▶ _Your goal_
Your answer must be the full listing below, restated word for word, with no pictures in it.

▶ _Excerpted records_
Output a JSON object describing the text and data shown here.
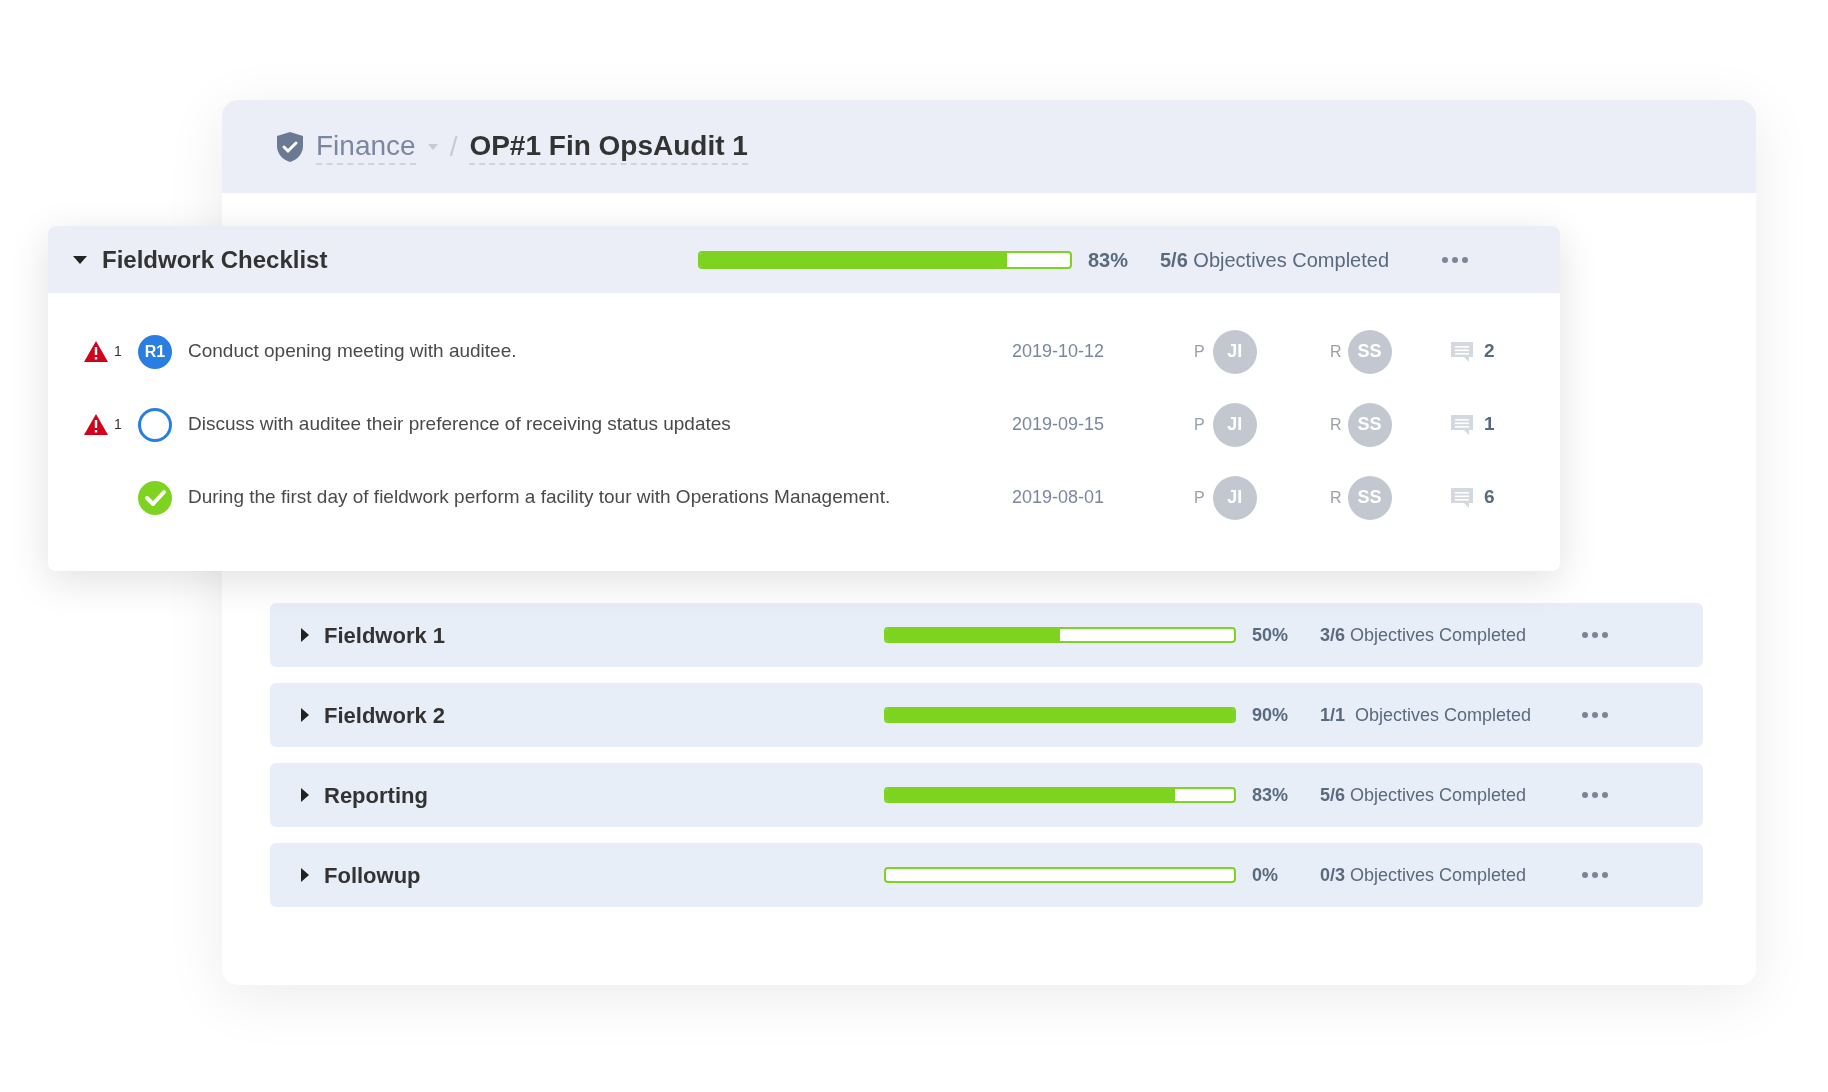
{
  "breadcrumb": {
    "parent": "Finance",
    "separator": "/",
    "title": "OP#1 Fin OpsAudit 1"
  },
  "checklist": {
    "title": "Fieldwork Checklist",
    "expanded": true,
    "level": 0.83,
    "percent": "83%",
    "objectives": "**5/6** Objectives Completed",
    "items": [
      {
        "warning_count": "1",
        "kind": "reference",
        "badge": "R1",
        "text": "Conduct opening meeting with auditee.",
        "date": "2019-10-12",
        "preparer_label": "P",
        "preparer": "JI",
        "reviewer_label": "R",
        "reviewer": "SS",
        "comments": "2"
      },
      {
        "warning_count": "1",
        "kind": "open",
        "text": "Discuss with auditee their preference of receiving status updates",
        "date": "2019-09-15",
        "preparer_label": "P",
        "preparer": "JI",
        "reviewer_label": "R",
        "reviewer": "SS",
        "comments": "1"
      },
      {
        "kind": "done",
        "text": "During the first day of fieldwork perform a facility tour with Operations Management.",
        "date": "2019-08-01",
        "preparer_label": "P",
        "preparer": "JI",
        "reviewer_label": "R",
        "reviewer": "SS",
        "comments": "6"
      }
    ]
  },
  "sections": [
    {
      "name": "Fieldwork 1",
      "expanded": false,
      "level": 0.5,
      "percent": "50%",
      "objectives": "**3/6** Objectives Completed"
    },
    {
      "name": "Fieldwork 2",
      "expanded": false,
      "level": 1,
      "percent": "90%",
      "objectives": "**1/1**  Objectives Completed"
    },
    {
      "name": "Reporting",
      "expanded": false,
      "level": 0.83,
      "percent": "83%",
      "objectives": "**5/6** Objectives Completed"
    },
    {
      "name": "Followup",
      "expanded": false,
      "level": 0,
      "percent": "0%",
      "objectives": "**0/3** Objectives Completed"
    }
  ]
}
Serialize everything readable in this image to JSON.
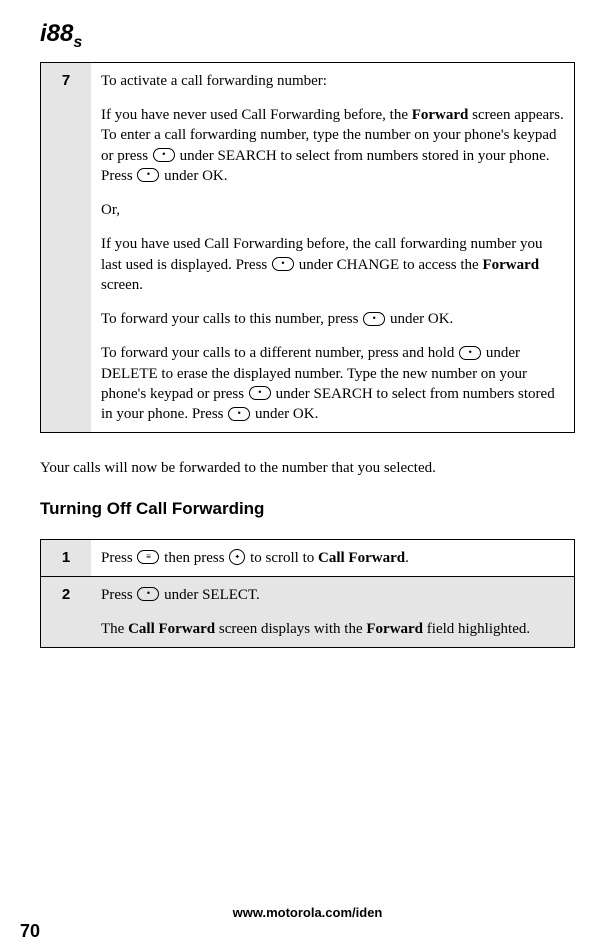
{
  "logo_main": "i88",
  "logo_sub": "s",
  "table1": {
    "step": "7",
    "p1_a": "To activate a call forwarding number:",
    "p2_a": "If you have never used Call Forwarding before, the ",
    "p2_b": "Forward",
    "p2_c": " screen appears. To enter a call forwarding number, type the number on your phone's keypad or press ",
    "p2_d": " under SEARCH to select from numbers stored in your phone. Press ",
    "p2_e": " under OK.",
    "p3": "Or,",
    "p4_a": "If you have used Call Forwarding before, the call forwarding number you last used is displayed. Press ",
    "p4_b": " under CHANGE to access the ",
    "p4_c": "Forward",
    "p4_d": " screen.",
    "p5_a": "To forward your calls to this number, press ",
    "p5_b": " under OK.",
    "p6_a": "To forward your calls to a different number, press and hold ",
    "p6_b": " under DELETE to erase the displayed number. Type the new number on your phone's keypad or press ",
    "p6_c": " under SEARCH to select from numbers stored in your phone. Press ",
    "p6_d": " under OK."
  },
  "mid_text": "Your calls will now be forwarded to the number that you selected.",
  "section_heading": "Turning Off Call Forwarding",
  "table2": {
    "r1": {
      "step": "1",
      "a": "Press ",
      "b": " then press ",
      "c": " to scroll to ",
      "d": "Call Forward",
      "e": "."
    },
    "r2": {
      "step": "2",
      "a": "Press ",
      "b": " under SELECT.",
      "c": "The ",
      "d": "Call Forward",
      "e": " screen displays with the ",
      "f": "Forward",
      "g": " field highlighted."
    }
  },
  "footer_url": "www.motorola.com/iden",
  "page_number": "70"
}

▶ _Result_
Output a JSON object describing the text and data shown here.
{
  "breadcrumb": {
    "parent": "Finance",
    "separator": "/",
    "title": "OP#1 Fin OpsAudit 1"
  },
  "checklist": {
    "title": "Fieldwork Checklist",
    "expanded": true,
    "level": 0.83,
    "percent": "83%",
    "objectives": "**5/6** Objectives Completed",
    "items": [
      {
        "warning_count": "1",
        "kind": "reference",
        "badge": "R1",
        "text": "Conduct opening meeting with auditee.",
        "date": "2019-10-12",
        "preparer_label": "P",
        "preparer": "JI",
        "reviewer_label": "R",
        "reviewer": "SS",
        "comments": "2"
      },
      {
        "warning_count": "1",
        "kind": "open",
        "text": "Discuss with auditee their preference of receiving status updates",
        "date": "2019-09-15",
        "preparer_label": "P",
        "preparer": "JI",
        "reviewer_label": "R",
        "reviewer": "SS",
        "comments": "1"
      },
      {
        "kind": "done",
        "text": "During the first day of fieldwork perform a facility tour with Operations Management.",
        "date": "2019-08-01",
        "preparer_label": "P",
        "preparer": "JI",
        "reviewer_label": "R",
        "reviewer": "SS",
        "comments": "6"
      }
    ]
  },
  "sections": [
    {
      "name": "Fieldwork 1",
      "expanded": false,
      "level": 0.5,
      "percent": "50%",
      "objectives": "**3/6** Objectives Completed"
    },
    {
      "name": "Fieldwork 2",
      "expanded": false,
      "level": 1,
      "percent": "90%",
      "objectives": "**1/1**  Objectives Completed"
    },
    {
      "name": "Reporting",
      "expanded": false,
      "level": 0.83,
      "percent": "83%",
      "objectives": "**5/6** Objectives Completed"
    },
    {
      "name": "Followup",
      "expanded": false,
      "level": 0,
      "percent": "0%",
      "objectives": "**0/3** Objectives Completed"
    }
  ]
}
Serialize everything readable in this image to JSON.
{
  "logo_main": "i88",
  "logo_sub": "s",
  "table1": {
    "step": "7",
    "p1_a": "To activate a call forwarding number:",
    "p2_a": "If you have never used Call Forwarding before, the ",
    "p2_b": "Forward",
    "p2_c": " screen appears. To enter a call forwarding number, type the number on your phone's keypad or press ",
    "p2_d": " under SEARCH to select from numbers stored in your phone. Press ",
    "p2_e": " under OK.",
    "p3": "Or,",
    "p4_a": "If you have used Call Forwarding before, the call forwarding number you last used is displayed. Press ",
    "p4_b": " under CHANGE to access the ",
    "p4_c": "Forward",
    "p4_d": " screen.",
    "p5_a": "To forward your calls to this number, press ",
    "p5_b": " under OK.",
    "p6_a": "To forward your calls to a different number, press and hold ",
    "p6_b": " under DELETE to erase the displayed number. Type the new number on your phone's keypad or press ",
    "p6_c": " under SEARCH to select from numbers stored in your phone. Press ",
    "p6_d": " under OK."
  },
  "mid_text": "Your calls will now be forwarded to the number that you selected.",
  "section_heading": "Turning Off Call Forwarding",
  "table2": {
    "r1": {
      "step": "1",
      "a": "Press ",
      "b": " then press ",
      "c": " to scroll to ",
      "d": "Call Forward",
      "e": "."
    },
    "r2": {
      "step": "2",
      "a": "Press ",
      "b": " under SELECT.",
      "c": "The ",
      "d": "Call Forward",
      "e": " screen displays with the ",
      "f": "Forward",
      "g": " field highlighted."
    }
  },
  "footer_url": "www.motorola.com/iden",
  "page_number": "70"
}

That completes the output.